User avatar
Super A
10+ Years
10+ Years
 
Posts: 3433
Joined: Mon Jan 26, 2004 10:53 am
Location: NC, Jacksonville area
Zip Code: 28521
Tractors Owned: 1949 Cub "The Paperweight"
Cub powered IH 52R combine
Grandfather's 1948 Super A
White demo Super A-"Ol Whitey"
1950 Super A "Old Ugly"
1954 Super A-1
856
Buncha other junk
Circle of Safety Award
Circle of Safety: Y

Re: On Building Tractor Shops

Postby cowboy » Sat Feb 19, 2011 8:52 am

Al

We got it from a builder that just does pole barns. But he took what we wanted and went to Carter Lumber and they drew it up with all the materials. Of course he does so much business with them he gets a huge discount. Our barn was $34000 built.

That armor building looks nice. I don't think that it would be stronger or weaker as they are all designed to handle a specific load depending on the code for snow load in the area. Although I am sure you can tell them you want it to handle more weight. The only thing I can think of is that it would be hard to put a ceiling in it later. We had our trusses put on 2' centers so we can just nail OSB to the joists and blow in insulation if we want.

You know the weather has been crazy the last few years :D

Just looking at the DSCF and it looks like Mr E has steel truss building ya could ask how he likes it.

Billy
Take care of your equipment and it will take care of you. 1964 cub. Farmall 100 and 130.

"Those that say it can’t be done should not interrupt the ones who are doing it.”
User avatar
cowboy
Cub Pro
Cub Pro
 
Posts: 3414
Joined: Sat May 15, 2004 11:10 am
Location: MI, Britton
Zip Code: 49229

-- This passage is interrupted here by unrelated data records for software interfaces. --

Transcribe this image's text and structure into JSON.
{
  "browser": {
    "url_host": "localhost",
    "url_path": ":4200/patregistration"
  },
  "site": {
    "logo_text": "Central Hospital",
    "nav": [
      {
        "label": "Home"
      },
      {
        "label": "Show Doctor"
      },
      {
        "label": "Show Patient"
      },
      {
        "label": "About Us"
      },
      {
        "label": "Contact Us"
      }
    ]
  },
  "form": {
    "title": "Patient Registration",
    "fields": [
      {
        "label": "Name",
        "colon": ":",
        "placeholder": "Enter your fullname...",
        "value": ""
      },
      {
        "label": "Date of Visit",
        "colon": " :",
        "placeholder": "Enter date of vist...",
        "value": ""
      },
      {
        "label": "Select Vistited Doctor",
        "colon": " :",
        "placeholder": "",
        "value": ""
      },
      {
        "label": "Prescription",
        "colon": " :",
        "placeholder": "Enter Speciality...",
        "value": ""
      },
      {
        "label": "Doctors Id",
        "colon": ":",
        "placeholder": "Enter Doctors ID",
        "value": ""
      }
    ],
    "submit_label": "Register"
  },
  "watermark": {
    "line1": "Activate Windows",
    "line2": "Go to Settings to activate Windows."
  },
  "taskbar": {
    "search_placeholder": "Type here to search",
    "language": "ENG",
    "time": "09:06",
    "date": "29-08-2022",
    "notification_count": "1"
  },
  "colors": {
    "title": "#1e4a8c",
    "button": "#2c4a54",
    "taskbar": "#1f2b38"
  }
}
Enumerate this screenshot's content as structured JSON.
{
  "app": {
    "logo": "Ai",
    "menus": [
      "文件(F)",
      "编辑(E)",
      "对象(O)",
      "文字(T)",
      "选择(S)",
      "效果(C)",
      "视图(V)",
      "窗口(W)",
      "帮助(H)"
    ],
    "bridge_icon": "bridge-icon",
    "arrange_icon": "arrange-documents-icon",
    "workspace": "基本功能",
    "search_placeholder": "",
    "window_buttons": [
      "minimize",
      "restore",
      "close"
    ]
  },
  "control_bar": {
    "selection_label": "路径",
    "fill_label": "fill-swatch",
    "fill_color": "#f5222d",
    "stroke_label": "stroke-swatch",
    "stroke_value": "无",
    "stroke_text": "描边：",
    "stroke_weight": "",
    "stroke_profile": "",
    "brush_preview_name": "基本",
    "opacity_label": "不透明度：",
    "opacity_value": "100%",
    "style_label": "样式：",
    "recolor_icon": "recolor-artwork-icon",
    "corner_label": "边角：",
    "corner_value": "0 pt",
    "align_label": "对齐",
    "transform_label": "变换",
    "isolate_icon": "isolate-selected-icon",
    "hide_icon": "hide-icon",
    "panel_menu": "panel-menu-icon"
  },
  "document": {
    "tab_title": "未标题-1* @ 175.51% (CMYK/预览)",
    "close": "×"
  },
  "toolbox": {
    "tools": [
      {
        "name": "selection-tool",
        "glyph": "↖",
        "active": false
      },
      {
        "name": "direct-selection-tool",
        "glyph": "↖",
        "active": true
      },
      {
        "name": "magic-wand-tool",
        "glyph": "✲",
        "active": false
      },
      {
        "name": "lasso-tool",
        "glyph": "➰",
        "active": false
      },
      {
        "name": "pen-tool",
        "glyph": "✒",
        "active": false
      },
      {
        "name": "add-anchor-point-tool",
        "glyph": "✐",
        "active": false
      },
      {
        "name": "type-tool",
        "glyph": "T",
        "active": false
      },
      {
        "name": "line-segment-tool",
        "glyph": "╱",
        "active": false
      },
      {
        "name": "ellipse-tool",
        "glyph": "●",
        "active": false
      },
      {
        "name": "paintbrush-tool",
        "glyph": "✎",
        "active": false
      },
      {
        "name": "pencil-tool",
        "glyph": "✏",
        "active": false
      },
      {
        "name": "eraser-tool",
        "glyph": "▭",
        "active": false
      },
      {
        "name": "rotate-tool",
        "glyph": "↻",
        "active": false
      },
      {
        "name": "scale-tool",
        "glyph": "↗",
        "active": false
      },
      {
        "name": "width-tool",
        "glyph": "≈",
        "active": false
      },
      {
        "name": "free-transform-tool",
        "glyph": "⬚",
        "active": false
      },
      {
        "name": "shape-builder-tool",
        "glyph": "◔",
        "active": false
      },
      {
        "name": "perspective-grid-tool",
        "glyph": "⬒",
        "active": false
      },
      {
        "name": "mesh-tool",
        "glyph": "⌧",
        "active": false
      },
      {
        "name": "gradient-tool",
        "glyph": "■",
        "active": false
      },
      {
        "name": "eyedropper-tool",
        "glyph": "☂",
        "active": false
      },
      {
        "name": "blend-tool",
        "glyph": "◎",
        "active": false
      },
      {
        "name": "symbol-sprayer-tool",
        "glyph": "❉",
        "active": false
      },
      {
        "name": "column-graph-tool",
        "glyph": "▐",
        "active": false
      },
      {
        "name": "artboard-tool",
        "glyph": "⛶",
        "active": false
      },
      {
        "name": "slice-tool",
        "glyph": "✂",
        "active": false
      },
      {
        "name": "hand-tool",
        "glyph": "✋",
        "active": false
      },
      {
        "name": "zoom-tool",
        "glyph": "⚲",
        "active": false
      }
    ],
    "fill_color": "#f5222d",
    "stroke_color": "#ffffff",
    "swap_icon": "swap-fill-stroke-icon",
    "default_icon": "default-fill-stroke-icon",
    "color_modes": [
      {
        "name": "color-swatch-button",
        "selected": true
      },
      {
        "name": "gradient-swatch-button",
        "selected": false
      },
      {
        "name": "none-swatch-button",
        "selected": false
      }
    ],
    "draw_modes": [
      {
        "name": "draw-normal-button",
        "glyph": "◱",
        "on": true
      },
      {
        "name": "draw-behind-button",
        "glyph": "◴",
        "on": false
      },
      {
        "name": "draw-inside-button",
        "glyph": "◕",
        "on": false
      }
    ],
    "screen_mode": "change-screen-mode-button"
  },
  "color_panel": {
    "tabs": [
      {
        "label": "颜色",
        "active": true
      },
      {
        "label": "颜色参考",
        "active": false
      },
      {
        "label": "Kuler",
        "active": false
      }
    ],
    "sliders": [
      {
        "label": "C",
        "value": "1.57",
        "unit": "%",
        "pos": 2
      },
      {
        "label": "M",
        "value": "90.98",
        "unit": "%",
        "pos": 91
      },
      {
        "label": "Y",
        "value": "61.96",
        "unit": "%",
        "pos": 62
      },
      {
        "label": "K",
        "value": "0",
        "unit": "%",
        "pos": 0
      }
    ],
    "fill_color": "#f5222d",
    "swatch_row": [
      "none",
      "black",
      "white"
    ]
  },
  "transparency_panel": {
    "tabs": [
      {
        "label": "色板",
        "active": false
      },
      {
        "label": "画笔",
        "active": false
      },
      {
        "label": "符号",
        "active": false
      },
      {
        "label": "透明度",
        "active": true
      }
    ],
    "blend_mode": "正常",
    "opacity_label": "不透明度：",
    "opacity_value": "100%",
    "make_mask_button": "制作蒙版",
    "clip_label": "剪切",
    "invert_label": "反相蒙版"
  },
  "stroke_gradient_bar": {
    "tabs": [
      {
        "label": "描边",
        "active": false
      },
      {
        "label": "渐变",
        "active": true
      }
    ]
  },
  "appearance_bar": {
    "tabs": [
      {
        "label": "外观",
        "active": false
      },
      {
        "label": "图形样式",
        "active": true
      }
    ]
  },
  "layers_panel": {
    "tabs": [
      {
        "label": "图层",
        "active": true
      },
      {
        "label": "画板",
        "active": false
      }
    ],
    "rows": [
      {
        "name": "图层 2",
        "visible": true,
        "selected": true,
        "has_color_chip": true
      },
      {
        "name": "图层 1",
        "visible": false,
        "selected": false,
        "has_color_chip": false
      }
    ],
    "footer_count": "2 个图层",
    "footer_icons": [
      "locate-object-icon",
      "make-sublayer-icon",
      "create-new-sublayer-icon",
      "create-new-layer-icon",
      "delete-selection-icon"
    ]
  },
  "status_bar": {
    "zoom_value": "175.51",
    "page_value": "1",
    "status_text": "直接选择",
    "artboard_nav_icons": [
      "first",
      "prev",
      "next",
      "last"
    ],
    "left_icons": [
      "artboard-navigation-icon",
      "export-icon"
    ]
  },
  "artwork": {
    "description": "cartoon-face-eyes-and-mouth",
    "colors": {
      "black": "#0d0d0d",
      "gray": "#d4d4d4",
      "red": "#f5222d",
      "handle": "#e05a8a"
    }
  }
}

Next

Return to Projects Forum

Who is online

Users browsing this forum: No registered users and 2 guests